Robert C. Martin has written a very interesting and compelling piece on the “elitism” that plagued the waterfall movement and certification and how it is coming back in the form of Scrum.
While we certainly hope that this won’t happen for Scrum and Scrum teams, the recent issues plaguing the Scrum Alliance and Scrum in general seem to be taking it’s small toll on the Scrum community at large.
Take a look see and read it for yourself. You may find yourself agreeing or disagreeing with it. Again, we hope that this won’t happen for Scrum.
From the article:
“There were the elite Architects, Designers, and System Analysts who did the real engineering by satisfying the first two phases of the waterfall.
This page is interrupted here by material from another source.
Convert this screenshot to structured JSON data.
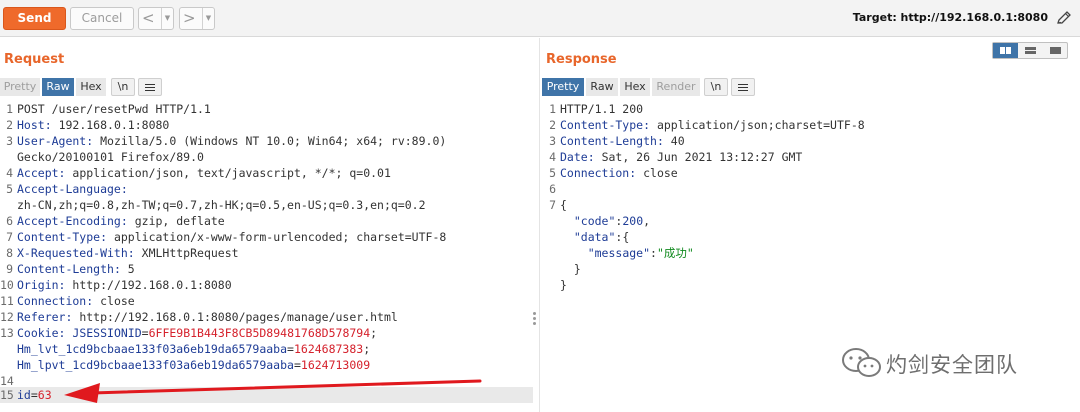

And then there were the grunts who actually had to make everything work in the final phase. When the project got behind schedule, it was the grunts who worked overtime. When the project failed, it was the grunts who bore the blame.
This was a great deal for the elite Architects, Designers, and Analysts! Who wouldn’t want a job like that? You have the authority to specify everything, and none of the responsibility to actually make it work. You get to command a high-salary, the respect of your peers, and the envy of the masses; and there’s almost no way you can fail. When bad things happen, you can always blame it on the programmers.”
Continuing on about Scrum:
“Who was it who lined up to take the CSM courses? Was it Scrum team members who wanted to help their teams? Was it programmers and testers? Yes, there were certainly some CSMs who came from existing teams. But the vast majority of CSMs have a project management background. In essence they have added CSM to the PMBOK. They have become CSMs so that they have the authority to manage Scrum teams.
This was never the intent.
Indeed, the role of Scrum Master is considered so important, that it requires certification to obtain. If your Scrum team does not have a Certified Scrum Master, then something must be wrong with you.
When a Scrum team succeeds, it is the CSM who steps forward to receive the award (on behalf of the team, of course). But what happens when a Scrum team fails? Is it the CSM who steps forward and falls on his sword? Does the CSM take the lashes and protect the team?”
So what happens when the revolution comes? Martin hopes that it won’t take all of Agile down with it. Unfortunately, many people, when they think of Agile, they immediately think Scrum. They need to understand the difference.
What’s our take on this?
Interesting thoughts around the potential (future) demise of Scrum. Waterfall was a process that needed changing. It would make sense that Scrum needs to be flexible and ‘agile’ and change as well.